Dr. Chris Baryomunsi, the Minister for ICT and National Guidance, asserted that Uganda will not compromise its principles by succumbing to the World Bank’s pressure to adopt what it views as immoral cultures like homosexuality.
Baryomunsi emphasized that the government prioritizes respectful partnerships but will not allow the imposition of cultural values that contradict its own.
Although the World Bank’s official statement regarding the loan freeze has not yet been received, Baryomunsi reaffirmed Uganda’s resolve in passing the Anti-Homosexuality Act, emphasizing that the government has no regrets about it.
The World Bank’s decision, announced on Monday, reflects its belief that Uganda’s anti-gay law contradicts the bank’s mission to eradicate poverty in an inclusive manner, encompassing all individuals regardless of their race, gender, or sexuality.

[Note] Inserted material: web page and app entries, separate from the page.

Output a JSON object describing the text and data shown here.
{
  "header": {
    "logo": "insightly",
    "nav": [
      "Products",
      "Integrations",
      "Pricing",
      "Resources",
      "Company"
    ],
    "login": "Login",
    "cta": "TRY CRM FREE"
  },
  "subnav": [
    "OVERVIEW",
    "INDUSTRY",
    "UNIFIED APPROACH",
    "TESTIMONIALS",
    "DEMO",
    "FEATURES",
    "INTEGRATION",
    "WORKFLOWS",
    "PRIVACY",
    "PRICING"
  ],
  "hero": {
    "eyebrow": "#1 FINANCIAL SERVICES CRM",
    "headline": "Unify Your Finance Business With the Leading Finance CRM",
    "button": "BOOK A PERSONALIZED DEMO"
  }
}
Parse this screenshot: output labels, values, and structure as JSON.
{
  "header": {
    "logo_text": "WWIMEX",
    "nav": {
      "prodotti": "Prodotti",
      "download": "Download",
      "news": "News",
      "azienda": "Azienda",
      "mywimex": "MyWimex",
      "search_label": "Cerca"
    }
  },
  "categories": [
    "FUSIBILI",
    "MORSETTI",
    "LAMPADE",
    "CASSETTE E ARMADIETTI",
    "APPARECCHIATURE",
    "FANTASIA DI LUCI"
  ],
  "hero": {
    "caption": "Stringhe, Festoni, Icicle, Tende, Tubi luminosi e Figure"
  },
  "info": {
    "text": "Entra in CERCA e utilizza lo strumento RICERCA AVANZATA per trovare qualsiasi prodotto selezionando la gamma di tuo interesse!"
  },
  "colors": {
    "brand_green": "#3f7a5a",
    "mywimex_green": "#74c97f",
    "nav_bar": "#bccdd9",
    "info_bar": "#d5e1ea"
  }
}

As a result of this freeze, Uganda will not be considered for new projects beyond the existing 22 national and four regional projects worth $5.4 billion in World Bank funding.
The Anti-Homosexuality Act, which took effect on May 26 after being assented to by President Museveni, has faced international criticism.

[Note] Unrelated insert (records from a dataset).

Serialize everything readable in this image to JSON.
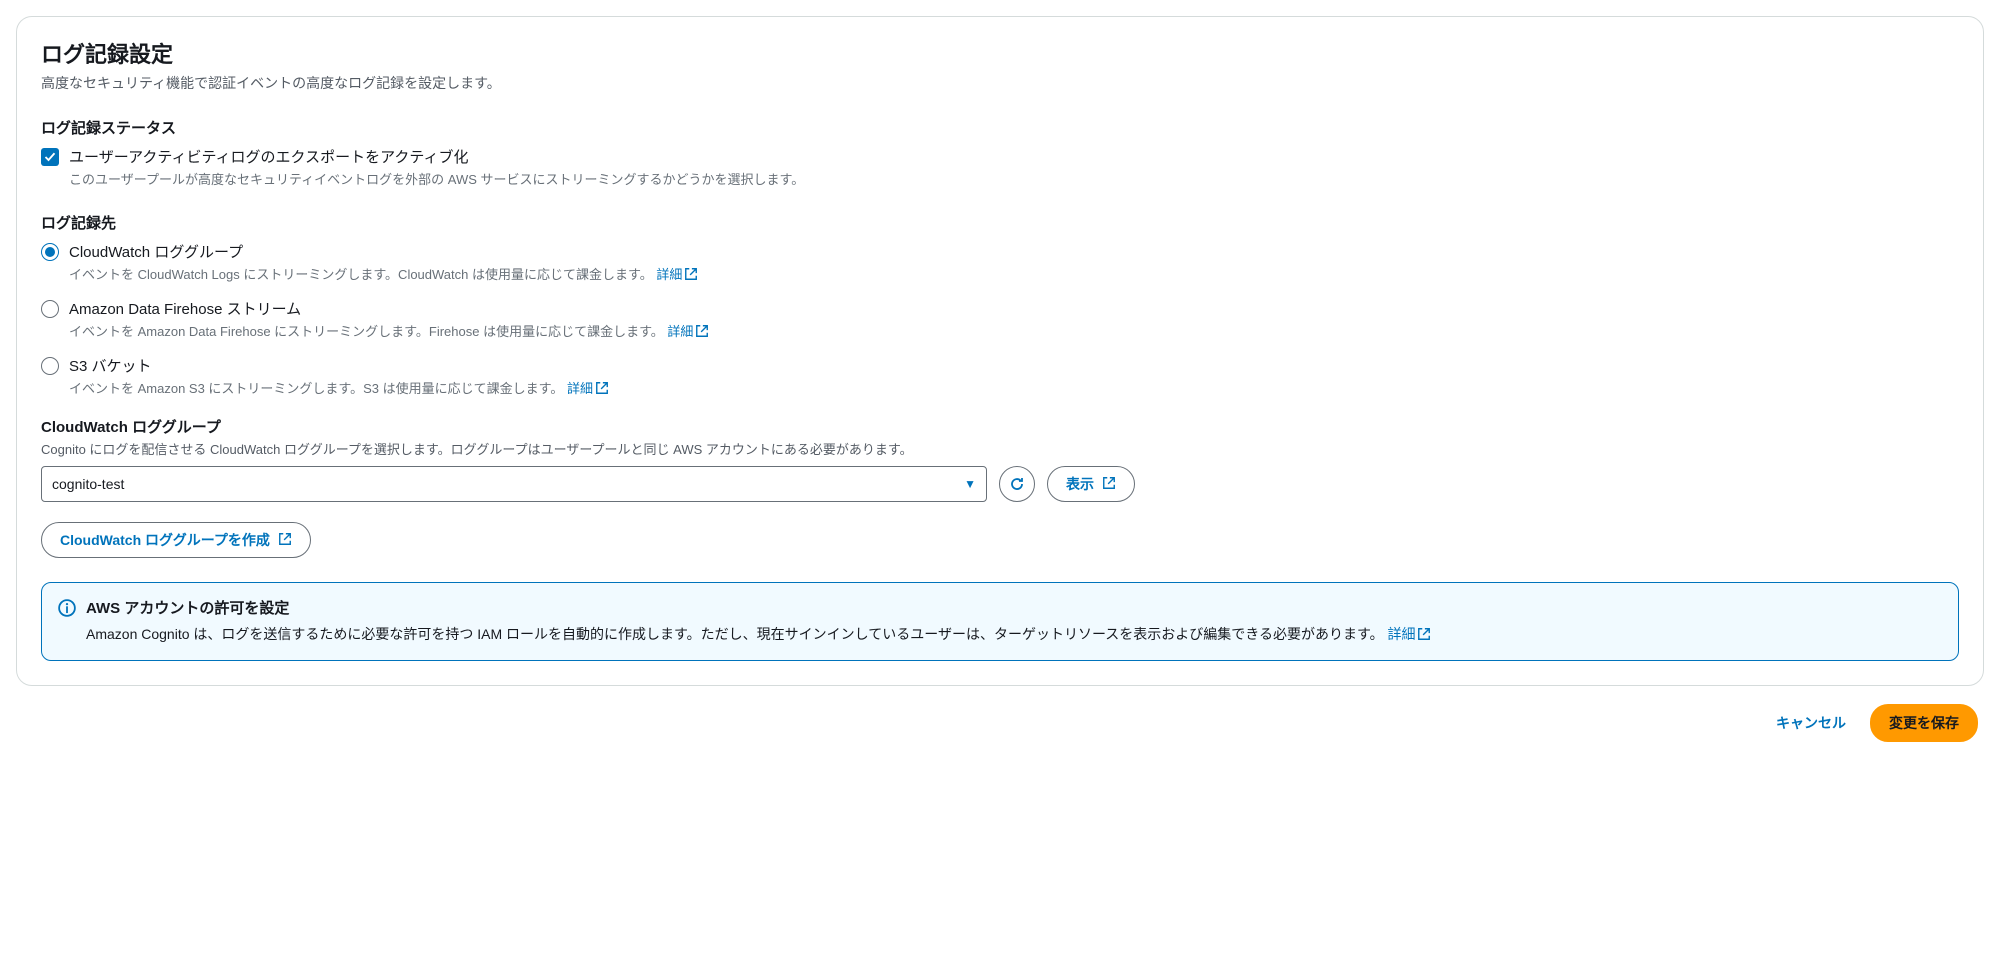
{
  "panel": {
    "title": "ログ記録設定",
    "description": "高度なセキュリティ機能で認証イベントの高度なログ記録を設定します。"
  },
  "status": {
    "heading": "ログ記録ステータス",
    "checkbox_label": "ユーザーアクティビティログのエクスポートをアクティブ化",
    "checkbox_desc": "このユーザープールが高度なセキュリティイベントログを外部の AWS サービスにストリーミングするかどうかを選択します。"
  },
  "destination": {
    "heading": "ログ記録先",
    "options": [
      {
        "label": "CloudWatch ロググループ",
        "desc": "イベントを CloudWatch Logs にストリーミングします。CloudWatch は使用量に応じて課金します。",
        "link": "詳細",
        "selected": true
      },
      {
        "label": "Amazon Data Firehose ストリーム",
        "desc": "イベントを Amazon Data Firehose にストリーミングします。Firehose は使用量に応じて課金します。",
        "link": "詳細",
        "selected": false
      },
      {
        "label": "S3 バケット",
        "desc": "イベントを Amazon S3 にストリーミングします。S3 は使用量に応じて課金します。",
        "link": "詳細",
        "selected": false
      }
    ]
  },
  "loggroup": {
    "label": "CloudWatch ロググループ",
    "desc": "Cognito にログを配信させる CloudWatch ロググループを選択します。ロググループはユーザープールと同じ AWS アカウントにある必要があります。",
    "selected_value": "cognito-test",
    "view_button": "表示",
    "create_button": "CloudWatch ロググループを作成"
  },
  "info": {
    "title": "AWS アカウントの許可を設定",
    "text": "Amazon Cognito は、ログを送信するために必要な許可を持つ IAM ロールを自動的に作成します。ただし、現在サインインしているユーザーは、ターゲットリソースを表示および編集できる必要があります。",
    "link": "詳細"
  },
  "footer": {
    "cancel": "キャンセル",
    "save": "変更を保存"
  }
}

However, President Museveni clarified that the law does not criminalize an individual for their sexual orientation, but rather targets actions such as recruitment into homosexuality, exhibitionism, and the promotion of homosexuality.
Despite international pressure and aid reviews from countries like the US, Britain, and Canada, the Ugandan government remains resolute in its stance.
Officials have affirmed that they are engaging with the World Bank to address the decision, but they assert that repealing the law is not on the table.
The Finance Ministry spokesperson, Jim Mugunga, expressed optimism about ongoing discussions with the World Bank and assured the public that efforts are being made to find a solution.
Activists both for and against the law have shared their perspectives, highlighting the complex societal and economic factors at play.